● EXERCISE OBJECTIVE
Beginning with the first entry, restate the data word for word and leave out the images.
----- MATERIALS PROVIDED -----
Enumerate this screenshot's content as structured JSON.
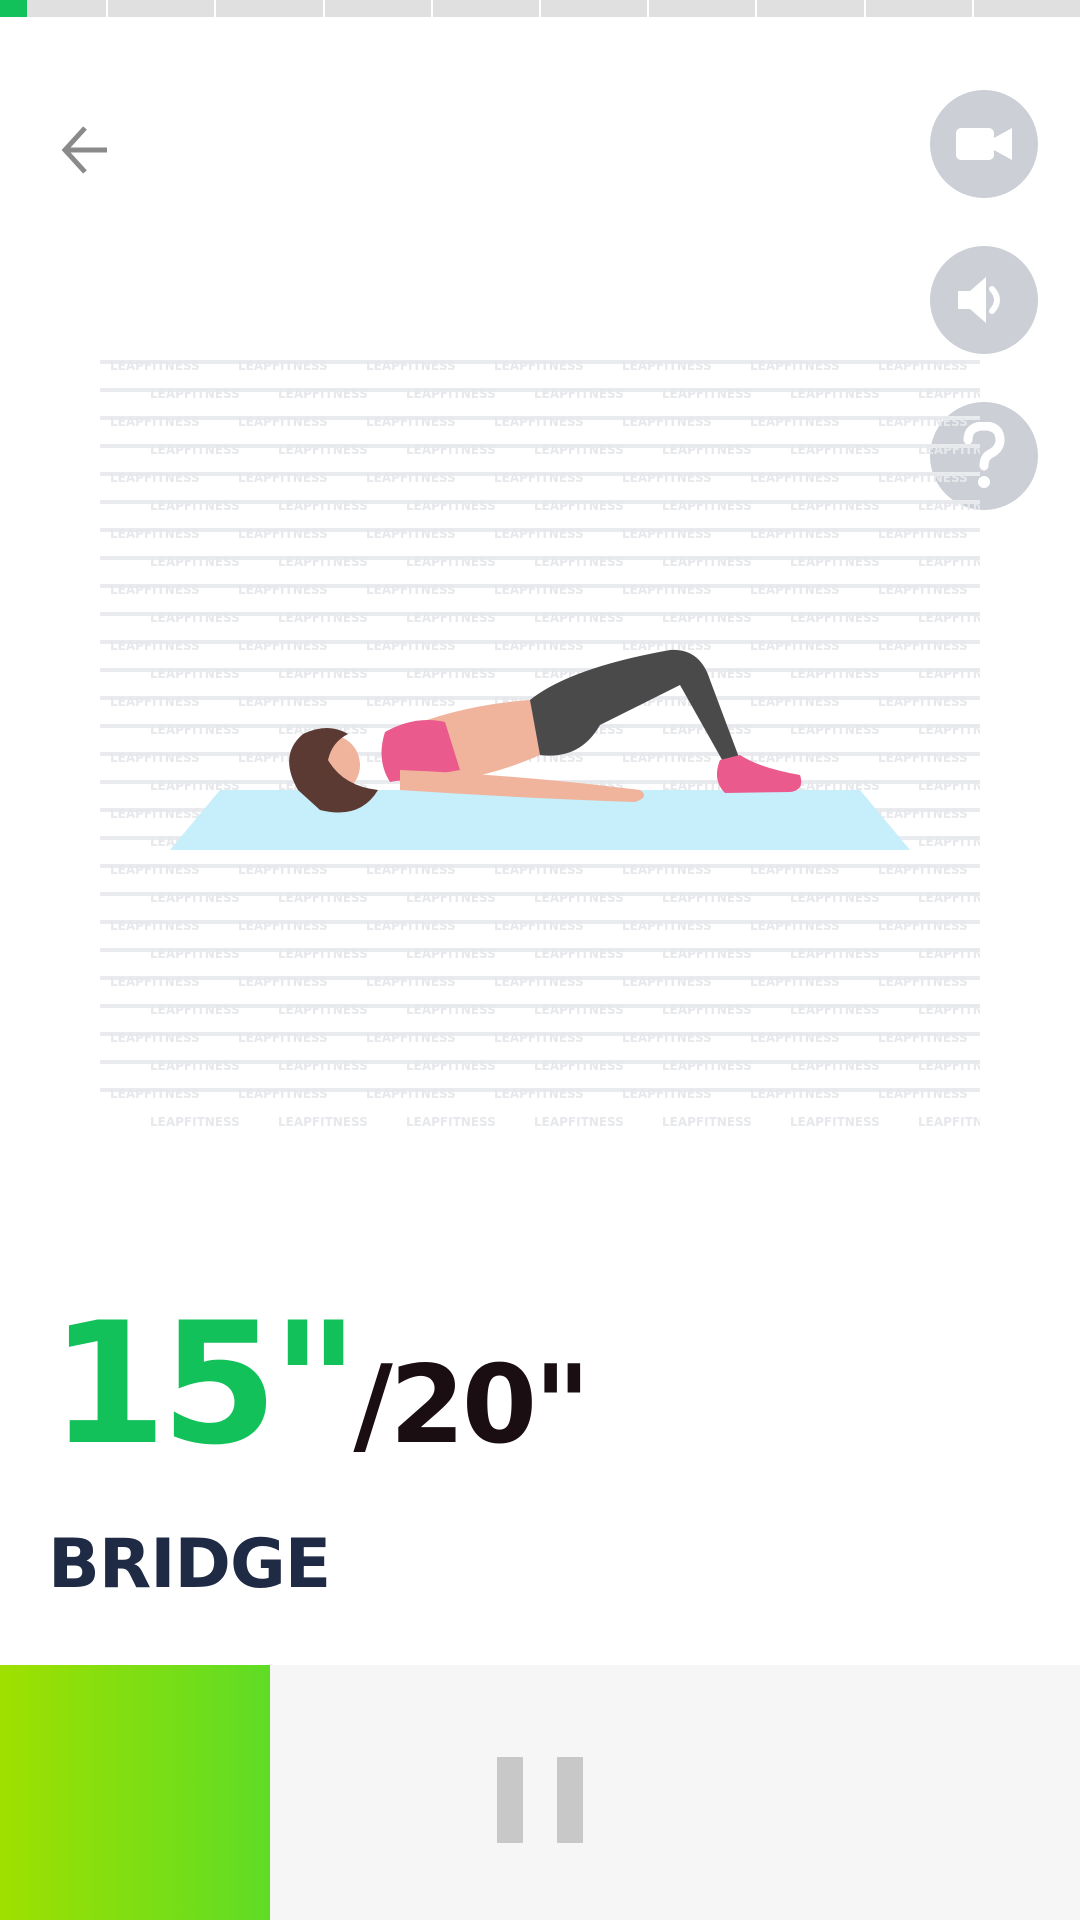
{
  "progress": {
    "segments": 10,
    "current_segment": 0,
    "current_segment_fraction": 0.25
  },
  "header": {
    "back_icon": "arrow-left-icon",
    "video_icon": "video-camera-icon",
    "sound_icon": "speaker-icon",
    "help_icon": "question-mark-icon",
    "button_bg": "#ccd0d6"
  },
  "illustration": {
    "subject": "bridge exercise",
    "watermark": "LEAPFITNESS"
  },
  "timer": {
    "current": "15\"",
    "total": "/20\""
  },
  "exercise": {
    "name": "BRIDGE"
  },
  "controls": {
    "pause_icon": "pause-icon",
    "elapsed_fraction": 0.25,
    "accent_start": "#9fe000",
    "accent_end": "#5fdc25"
  },
  "colors": {
    "accent": "#12c15a",
    "title": "#1f2a44"
  }
}
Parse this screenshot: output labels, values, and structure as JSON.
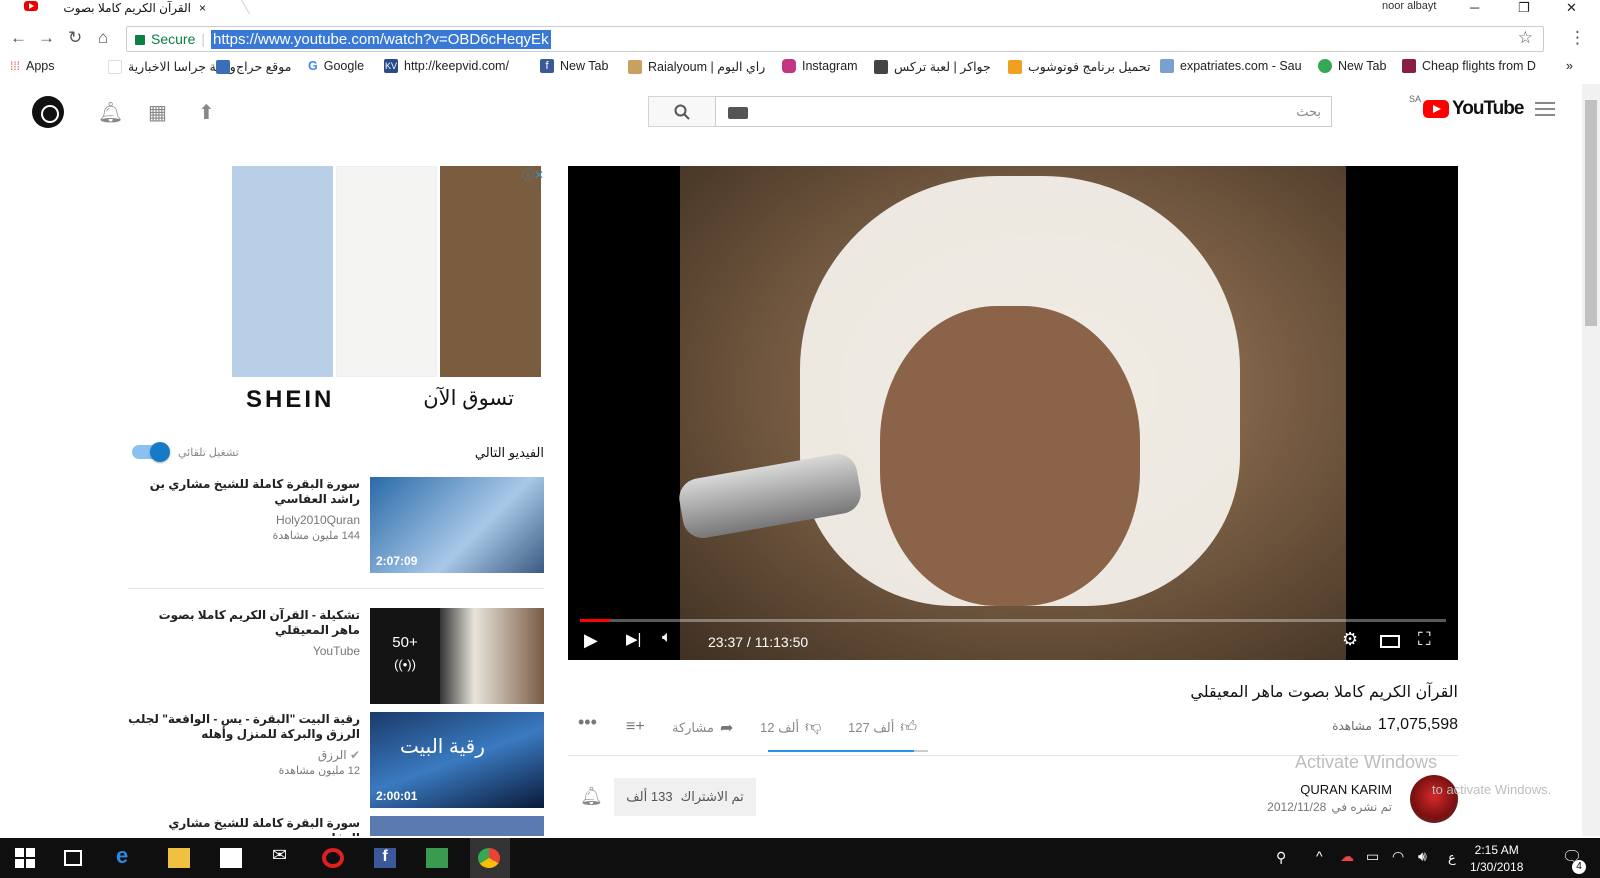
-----
● EXERCISE RESPONSE
Enumerate this screenshot's content as structured JSON.
{
  "progress": {
    "segments": 10,
    "current_segment": 0,
    "current_segment_fraction": 0.25
  },
  "header": {
    "back_icon": "arrow-left-icon",
    "video_icon": "video-camera-icon",
    "sound_icon": "speaker-icon",
    "help_icon": "question-mark-icon",
    "button_bg": "#ccd0d6"
  },
  "illustration": {
    "subject": "bridge exercise",
    "watermark": "LEAPFITNESS"
  },
  "timer": {
    "current": "15\"",
    "total": "/20\""
  },
  "exercise": {
    "name": "BRIDGE"
  },
  "controls": {
    "pause_icon": "pause-icon",
    "elapsed_fraction": 0.25,
    "accent_start": "#9fe000",
    "accent_end": "#5fdc25"
  },
  "colors": {
    "accent": "#12c15a",
    "title": "#1f2a44"
  }
}
Parse this screenshot: output labels, values, and structure as JSON.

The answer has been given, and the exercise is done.